Calgary-based Big Rock Brewery plans significant cost-cutting measures, including laying off staff, in response to what it describes as “the persisting regulatory environment for brewers of its size in Alberta.”
In a news release, the company did not say how many people were being let go, nor how many people work at the brewery.
“The 104 per cent increase in the net Alberta beer markup (provincial tax) imposed on Big Rock by the previous government of Alberta in late 2018 (being a 160 per cent increase since 2016) has forced the corporation’s senior management to take immediate cost-cutting measures as the increase in the tax on Big Rock’s beer in Alberta has eroded the profitability achieved by Big Rock in 2018,” said the company.
“If the current provincial tax framework for beer in Alberta persists through year-end of fiscal 2019, Big Rock’s net Alberta provincial liquor tax charges of $10.7 million for fiscal 2018 are estimated to increase to greater than $21 million for fiscal 2019 (based on 2018 Alberta sales volumes).”
Big Rock was founded by Ed McNally in 1985.
“Our ultimate goal is to allocate our resources in a manner that will ensure the success of the future business and maximizes shareholder value,” said Wayne Arsenault, president and CEO, in a statement. “We are creating a sustainable business model by accessing new ways to grow revenues, reduce expenses and improve margins, despite the current tax regime and regulatory environment for beer in Alberta.
“This process can be painful, and we recognize that personnel reductions are difficult for our employees, their families and the community. We value the dedicated team at Big Rock for working hard towards this goal.

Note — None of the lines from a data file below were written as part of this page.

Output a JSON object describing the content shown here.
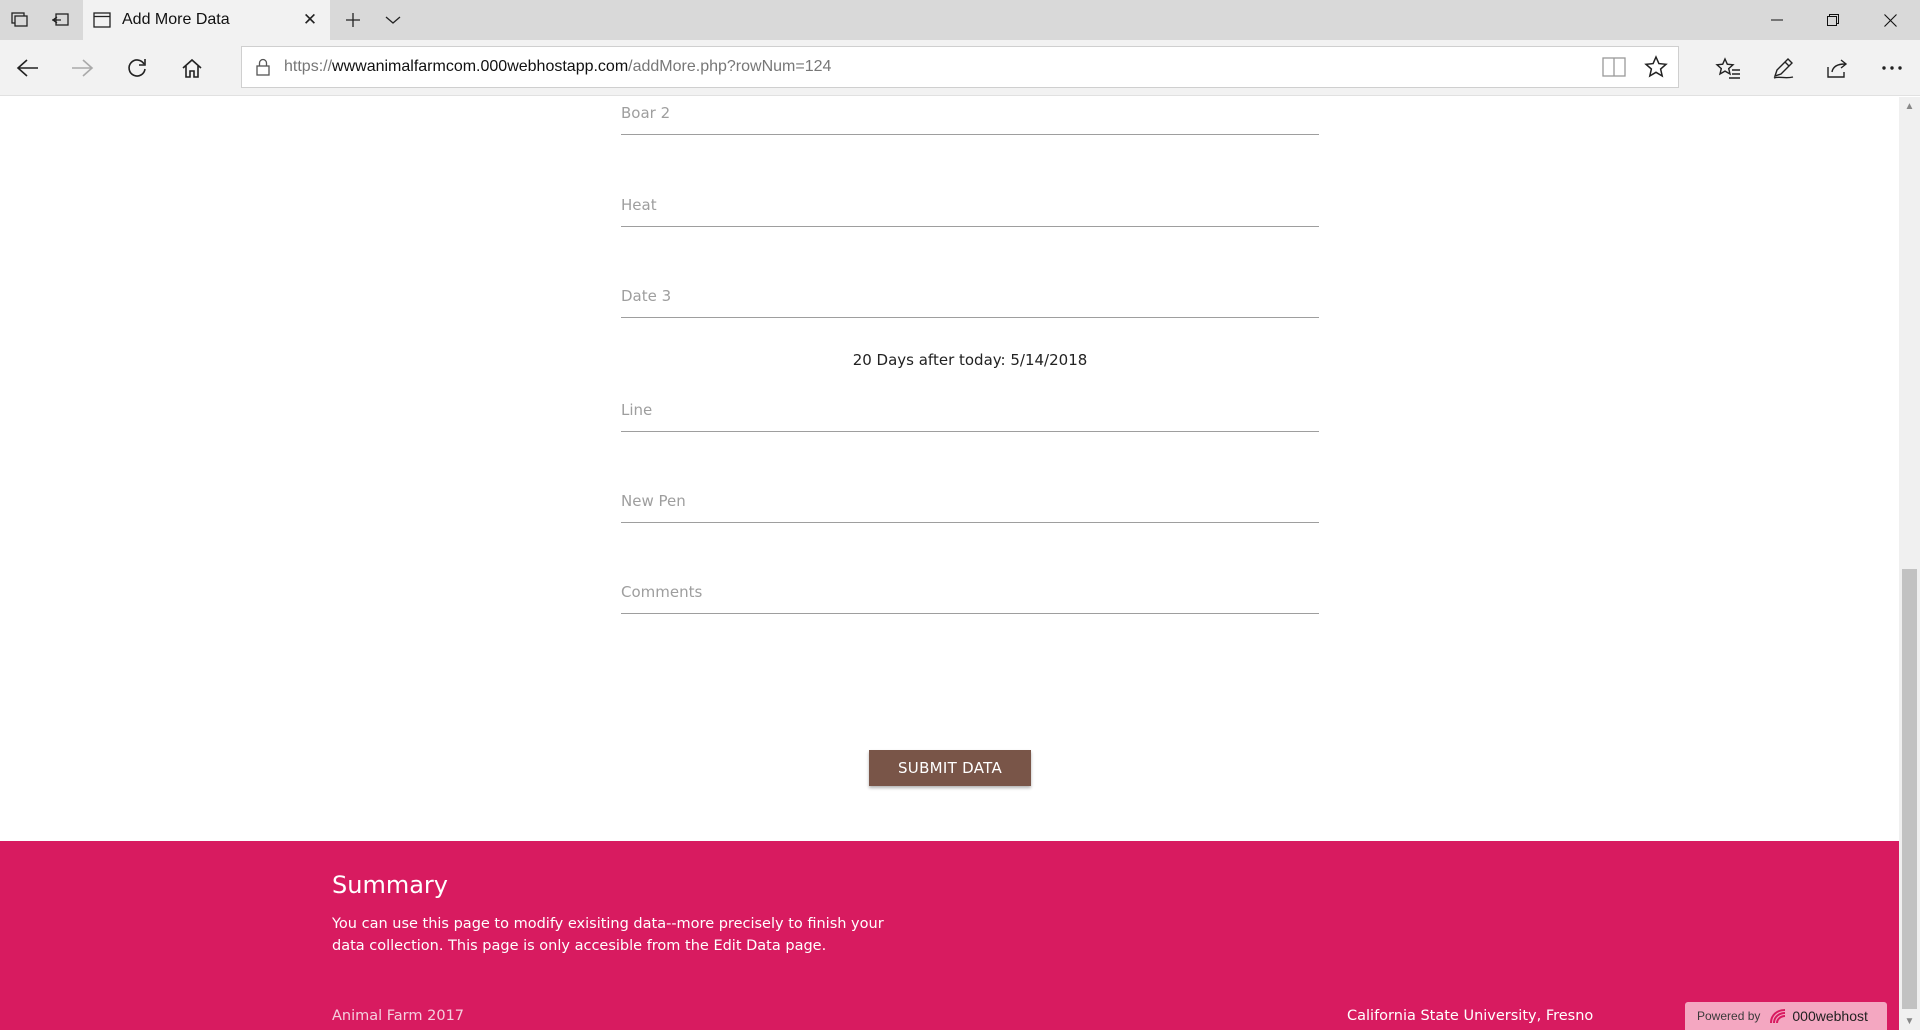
{
  "browser": {
    "tab_title": "Add More Data",
    "url_prefix": "https://",
    "url_host": "wwwanimalfarmcom.000webhostapp.com",
    "url_path": "/addMore.php?rowNum=124"
  },
  "form": {
    "fields": [
      {
        "label": "Boar 2"
      },
      {
        "label": "Heat"
      },
      {
        "label": "Date 3"
      },
      {
        "label": "Line"
      },
      {
        "label": "New Pen"
      },
      {
        "label": "Comments"
      }
    ],
    "date_hint": "20 Days after today: 5/14/2018",
    "submit_label": "SUBMIT DATA"
  },
  "footer": {
    "heading": "Summary",
    "text": "You can use this page to modify exisiting data--more precisely to finish your data collection. This page is only accesible from the Edit Data page.",
    "copyright": "Animal Farm 2017",
    "institution": "California State University, Fresno",
    "powered_by": "Powered by",
    "powered_brand": "000webhost"
  },
  "colors": {
    "footer_bg": "#d81b60",
    "button_bg": "#795548"
  }
}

We will continue to work with the new government of Alberta to establish a positive regulatory environment for small brewers in the province that is predictable, stable and supports growth.”
The company has brewing operations in Calgary, Vancouver and Toronto, and sales in five Canadian provinces and two territories.